Nothing but an exact copy of the records is expected here.

▸ **Data provided**
-- Opening Marker --

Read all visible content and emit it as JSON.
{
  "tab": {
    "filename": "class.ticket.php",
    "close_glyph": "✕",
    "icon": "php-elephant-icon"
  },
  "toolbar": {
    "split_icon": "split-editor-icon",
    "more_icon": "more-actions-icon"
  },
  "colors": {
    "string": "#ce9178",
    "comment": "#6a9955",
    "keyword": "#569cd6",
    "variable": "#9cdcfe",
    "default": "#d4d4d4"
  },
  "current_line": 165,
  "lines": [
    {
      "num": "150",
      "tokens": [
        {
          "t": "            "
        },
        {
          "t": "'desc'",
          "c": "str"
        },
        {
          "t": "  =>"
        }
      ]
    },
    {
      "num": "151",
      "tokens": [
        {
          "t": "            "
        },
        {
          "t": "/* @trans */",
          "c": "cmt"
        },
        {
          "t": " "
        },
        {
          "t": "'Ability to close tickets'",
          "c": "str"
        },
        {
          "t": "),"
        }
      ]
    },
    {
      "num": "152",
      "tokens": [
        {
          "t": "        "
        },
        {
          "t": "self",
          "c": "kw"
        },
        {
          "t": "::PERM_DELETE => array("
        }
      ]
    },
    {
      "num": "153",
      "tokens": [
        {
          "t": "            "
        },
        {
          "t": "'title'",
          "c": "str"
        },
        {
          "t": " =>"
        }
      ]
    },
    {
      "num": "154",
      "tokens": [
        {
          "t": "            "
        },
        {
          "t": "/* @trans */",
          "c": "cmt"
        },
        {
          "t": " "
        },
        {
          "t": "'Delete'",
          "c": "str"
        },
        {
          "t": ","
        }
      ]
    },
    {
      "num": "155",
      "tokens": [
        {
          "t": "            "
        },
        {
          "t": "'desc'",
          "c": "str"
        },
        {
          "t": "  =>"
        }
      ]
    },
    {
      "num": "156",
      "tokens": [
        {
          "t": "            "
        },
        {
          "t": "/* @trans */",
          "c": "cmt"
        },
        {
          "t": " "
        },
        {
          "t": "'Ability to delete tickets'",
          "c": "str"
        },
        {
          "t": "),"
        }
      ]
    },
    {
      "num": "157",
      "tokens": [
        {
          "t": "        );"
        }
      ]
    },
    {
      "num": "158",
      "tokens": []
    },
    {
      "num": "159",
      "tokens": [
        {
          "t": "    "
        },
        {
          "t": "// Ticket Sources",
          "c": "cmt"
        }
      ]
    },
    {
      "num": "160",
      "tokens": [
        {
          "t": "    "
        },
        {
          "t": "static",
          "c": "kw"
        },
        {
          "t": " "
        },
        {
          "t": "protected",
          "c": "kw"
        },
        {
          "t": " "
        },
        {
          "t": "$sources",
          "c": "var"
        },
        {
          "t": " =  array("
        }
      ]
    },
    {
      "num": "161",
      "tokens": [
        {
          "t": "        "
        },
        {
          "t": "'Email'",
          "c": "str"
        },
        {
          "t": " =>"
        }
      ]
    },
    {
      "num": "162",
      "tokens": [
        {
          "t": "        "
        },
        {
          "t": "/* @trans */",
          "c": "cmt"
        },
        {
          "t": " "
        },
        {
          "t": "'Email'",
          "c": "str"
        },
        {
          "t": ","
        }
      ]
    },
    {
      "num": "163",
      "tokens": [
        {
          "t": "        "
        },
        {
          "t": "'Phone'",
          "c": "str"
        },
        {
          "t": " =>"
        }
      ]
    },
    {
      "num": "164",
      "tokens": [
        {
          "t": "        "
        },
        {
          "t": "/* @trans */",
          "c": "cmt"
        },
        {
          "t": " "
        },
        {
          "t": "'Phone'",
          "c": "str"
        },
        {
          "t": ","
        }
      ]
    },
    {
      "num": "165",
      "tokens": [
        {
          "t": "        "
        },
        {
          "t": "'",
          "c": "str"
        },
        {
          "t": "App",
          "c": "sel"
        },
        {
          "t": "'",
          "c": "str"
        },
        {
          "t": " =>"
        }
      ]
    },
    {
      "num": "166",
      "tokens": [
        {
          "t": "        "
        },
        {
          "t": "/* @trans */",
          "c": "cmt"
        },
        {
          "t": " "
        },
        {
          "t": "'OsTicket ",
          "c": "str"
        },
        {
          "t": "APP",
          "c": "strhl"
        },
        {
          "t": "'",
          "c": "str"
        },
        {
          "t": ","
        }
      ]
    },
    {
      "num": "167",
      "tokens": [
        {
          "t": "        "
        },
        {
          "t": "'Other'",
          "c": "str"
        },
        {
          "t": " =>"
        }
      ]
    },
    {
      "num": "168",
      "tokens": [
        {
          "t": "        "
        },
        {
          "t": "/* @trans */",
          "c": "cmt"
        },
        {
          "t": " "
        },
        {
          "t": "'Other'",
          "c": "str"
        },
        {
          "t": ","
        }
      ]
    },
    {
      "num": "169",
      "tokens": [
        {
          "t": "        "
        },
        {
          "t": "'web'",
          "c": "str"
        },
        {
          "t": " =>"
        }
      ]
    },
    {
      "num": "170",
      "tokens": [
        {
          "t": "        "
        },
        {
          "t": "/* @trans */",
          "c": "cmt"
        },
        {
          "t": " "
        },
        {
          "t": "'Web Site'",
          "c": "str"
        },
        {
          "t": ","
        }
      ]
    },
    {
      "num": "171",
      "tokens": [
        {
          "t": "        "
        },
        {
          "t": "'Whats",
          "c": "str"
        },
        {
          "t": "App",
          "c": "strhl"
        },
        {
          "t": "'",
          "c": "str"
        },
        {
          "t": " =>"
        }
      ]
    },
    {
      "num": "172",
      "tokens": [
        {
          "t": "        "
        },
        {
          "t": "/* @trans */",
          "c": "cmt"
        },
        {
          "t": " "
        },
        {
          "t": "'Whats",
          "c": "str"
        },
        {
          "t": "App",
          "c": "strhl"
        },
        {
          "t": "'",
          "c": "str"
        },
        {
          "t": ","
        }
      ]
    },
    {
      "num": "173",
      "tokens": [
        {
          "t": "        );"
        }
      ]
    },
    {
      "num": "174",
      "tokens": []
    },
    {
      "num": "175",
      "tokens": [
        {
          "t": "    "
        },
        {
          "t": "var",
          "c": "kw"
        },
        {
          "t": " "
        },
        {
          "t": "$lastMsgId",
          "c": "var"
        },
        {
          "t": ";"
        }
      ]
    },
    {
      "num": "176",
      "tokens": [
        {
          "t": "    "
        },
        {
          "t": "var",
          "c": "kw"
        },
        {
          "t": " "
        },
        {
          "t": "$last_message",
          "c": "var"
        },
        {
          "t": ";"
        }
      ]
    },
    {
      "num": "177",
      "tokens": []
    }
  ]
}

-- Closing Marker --

▸ **Finished task**
Read all visible content and emit it as JSON.
{
  "tab": {
    "filename": "class.ticket.php",
    "close_glyph": "✕",
    "icon": "php-elephant-icon"
  },
  "toolbar": {
    "split_icon": "split-editor-icon",
    "more_icon": "more-actions-icon"
  },
  "colors": {
    "string": "#ce9178",
    "comment": "#6a9955",
    "keyword": "#569cd6",
    "variable": "#9cdcfe",
    "default": "#d4d4d4"
  },
  "current_line": 165,
  "lines": [
    {
      "num": "150",
      "tokens": [
        {
          "t": "            "
        },
        {
          "t": "'desc'",
          "c": "str"
        },
        {
          "t": "  =>"
        }
      ]
    },
    {
      "num": "151",
      "tokens": [
        {
          "t": "            "
        },
        {
          "t": "/* @trans */",
          "c": "cmt"
        },
        {
          "t": " "
        },
        {
          "t": "'Ability to close tickets'",
          "c": "str"
        },
        {
          "t": "),"
        }
      ]
    },
    {
      "num": "152",
      "tokens": [
        {
          "t": "        "
        },
        {
          "t": "self",
          "c": "kw"
        },
        {
          "t": "::PERM_DELETE => array("
        }
      ]
    },
    {
      "num": "153",
      "tokens": [
        {
          "t": "            "
        },
        {
          "t": "'title'",
          "c": "str"
        },
        {
          "t": " =>"
        }
      ]
    },
    {
      "num": "154",
      "tokens": [
        {
          "t": "            "
        },
        {
          "t": "/* @trans */",
          "c": "cmt"
        },
        {
          "t": " "
        },
        {
          "t": "'Delete'",
          "c": "str"
        },
        {
          "t": ","
        }
      ]
    },
    {
      "num": "155",
      "tokens": [
        {
          "t": "            "
        },
        {
          "t": "'desc'",
          "c": "str"
        },
        {
          "t": "  =>"
        }
      ]
    },
    {
      "num": "156",
      "tokens": [
        {
          "t": "            "
        },
        {
          "t": "/* @trans */",
          "c": "cmt"
        },
        {
          "t": " "
        },
        {
          "t": "'Ability to delete tickets'",
          "c": "str"
        },
        {
          "t": "),"
        }
      ]
    },
    {
      "num": "157",
      "tokens": [
        {
          "t": "        );"
        }
      ]
    },
    {
      "num": "158",
      "tokens": []
    },
    {
      "num": "159",
      "tokens": [
        {
          "t": "    "
        },
        {
          "t": "// Ticket Sources",
          "c": "cmt"
        }
      ]
    },
    {
      "num": "160",
      "tokens": [
        {
          "t": "    "
        },
        {
          "t": "static",
          "c": "kw"
        },
        {
          "t": " "
        },
        {
          "t": "protected",
          "c": "kw"
        },
        {
          "t": " "
        },
        {
          "t": "$sources",
          "c": "var"
        },
        {
          "t": " =  array("
        }
      ]
    },
    {
      "num": "161",
      "tokens": [
        {
          "t": "        "
        },
        {
          "t": "'Email'",
          "c": "str"
        },
        {
          "t": " =>"
        }
      ]
    },
    {
      "num": "162",
      "tokens": [
        {
          "t": "        "
        },
        {
          "t": "/* @trans */",
          "c": "cmt"
        },
        {
          "t": " "
        },
        {
          "t": "'Email'",
          "c": "str"
        },
        {
          "t": ","
        }
      ]
    },
    {
      "num": "163",
      "tokens": [
        {
          "t": "        "
        },
        {
          "t": "'Phone'",
          "c": "str"
        },
        {
          "t": " =>"
        }
      ]
    },
    {
      "num": "164",
      "tokens": [
        {
          "t": "        "
        },
        {
          "t": "/* @trans */",
          "c": "cmt"
        },
        {
          "t": " "
        },
        {
          "t": "'Phone'",
          "c": "str"
        },
        {
          "t": ","
        }
      ]
    },
    {
      "num": "165",
      "tokens": [
        {
          "t": "        "
        },
        {
          "t": "'",
          "c": "str"
        },
        {
          "t": "App",
          "c": "sel"
        },
        {
          "t": "'",
          "c": "str"
        },
        {
          "t": " =>"
        }
      ]
    },
    {
      "num": "166",
      "tokens": [
        {
          "t": "        "
        },
        {
          "t": "/* @trans */",
          "c": "cmt"
        },
        {
          "t": " "
        },
        {
          "t": "'OsTicket ",
          "c": "str"
        },
        {
          "t": "APP",
          "c": "strhl"
        },
        {
          "t": "'",
          "c": "str"
        },
        {
          "t": ","
        }
      ]
    },
    {
      "num": "167",
      "tokens": [
        {
          "t": "        "
        },
        {
          "t": "'Other'",
          "c": "str"
        },
        {
          "t": " =>"
        }
      ]
    },
    {
      "num": "168",
      "tokens": [
        {
          "t": "        "
        },
        {
          "t": "/* @trans */",
          "c": "cmt"
        },
        {
          "t": " "
        },
        {
          "t": "'Other'",
          "c": "str"
        },
        {
          "t": ","
        }
      ]
    },
    {
      "num": "169",
      "tokens": [
        {
          "t": "        "
        },
        {
          "t": "'web'",
          "c": "str"
        },
        {
          "t": " =>"
        }
      ]
    },
    {
      "num": "170",
      "tokens": [
        {
          "t": "        "
        },
        {
          "t": "/* @trans */",
          "c": "cmt"
        },
        {
          "t": " "
        },
        {
          "t": "'Web Site'",
          "c": "str"
        },
        {
          "t": ","
        }
      ]
    },
    {
      "num": "171",
      "tokens": [
        {
          "t": "        "
        },
        {
          "t": "'Whats",
          "c": "str"
        },
        {
          "t": "App",
          "c": "strhl"
        },
        {
          "t": "'",
          "c": "str"
        },
        {
          "t": " =>"
        }
      ]
    },
    {
      "num": "172",
      "tokens": [
        {
          "t": "        "
        },
        {
          "t": "/* @trans */",
          "c": "cmt"
        },
        {
          "t": " "
        },
        {
          "t": "'Whats",
          "c": "str"
        },
        {
          "t": "App",
          "c": "strhl"
        },
        {
          "t": "'",
          "c": "str"
        },
        {
          "t": ","
        }
      ]
    },
    {
      "num": "173",
      "tokens": [
        {
          "t": "        );"
        }
      ]
    },
    {
      "num": "174",
      "tokens": []
    },
    {
      "num": "175",
      "tokens": [
        {
          "t": "    "
        },
        {
          "t": "var",
          "c": "kw"
        },
        {
          "t": " "
        },
        {
          "t": "$lastMsgId",
          "c": "var"
        },
        {
          "t": ";"
        }
      ]
    },
    {
      "num": "176",
      "tokens": [
        {
          "t": "    "
        },
        {
          "t": "var",
          "c": "kw"
        },
        {
          "t": " "
        },
        {
          "t": "$last_message",
          "c": "var"
        },
        {
          "t": ";"
        }
      ]
    },
    {
      "num": "177",
      "tokens": []
    }
  ]
}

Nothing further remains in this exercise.